MATERIAL PROVIDED =>
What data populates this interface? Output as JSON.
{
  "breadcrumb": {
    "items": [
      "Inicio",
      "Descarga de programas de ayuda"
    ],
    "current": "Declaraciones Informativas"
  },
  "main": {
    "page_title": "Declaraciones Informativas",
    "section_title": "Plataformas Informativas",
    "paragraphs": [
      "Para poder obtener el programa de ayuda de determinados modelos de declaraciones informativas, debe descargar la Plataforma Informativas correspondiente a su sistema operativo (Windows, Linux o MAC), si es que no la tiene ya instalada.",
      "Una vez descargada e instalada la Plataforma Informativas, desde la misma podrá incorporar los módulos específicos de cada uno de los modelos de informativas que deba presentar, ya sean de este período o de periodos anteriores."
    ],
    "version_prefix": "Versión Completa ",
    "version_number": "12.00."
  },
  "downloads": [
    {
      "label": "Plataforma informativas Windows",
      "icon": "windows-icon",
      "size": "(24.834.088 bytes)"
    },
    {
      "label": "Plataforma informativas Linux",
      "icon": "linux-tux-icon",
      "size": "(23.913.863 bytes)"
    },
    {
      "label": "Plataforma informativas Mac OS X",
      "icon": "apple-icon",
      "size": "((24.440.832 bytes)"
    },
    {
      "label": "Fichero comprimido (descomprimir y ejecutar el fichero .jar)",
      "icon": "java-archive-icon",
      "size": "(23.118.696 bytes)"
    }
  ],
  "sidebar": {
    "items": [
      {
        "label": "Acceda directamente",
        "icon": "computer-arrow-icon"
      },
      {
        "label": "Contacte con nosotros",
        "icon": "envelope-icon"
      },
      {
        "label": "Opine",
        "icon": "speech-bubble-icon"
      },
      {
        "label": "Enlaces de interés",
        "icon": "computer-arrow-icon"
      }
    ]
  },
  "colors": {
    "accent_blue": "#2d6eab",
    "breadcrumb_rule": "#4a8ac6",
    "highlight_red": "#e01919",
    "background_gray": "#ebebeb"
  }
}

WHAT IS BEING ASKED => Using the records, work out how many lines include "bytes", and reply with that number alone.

WRITTEN SOLUTION => 4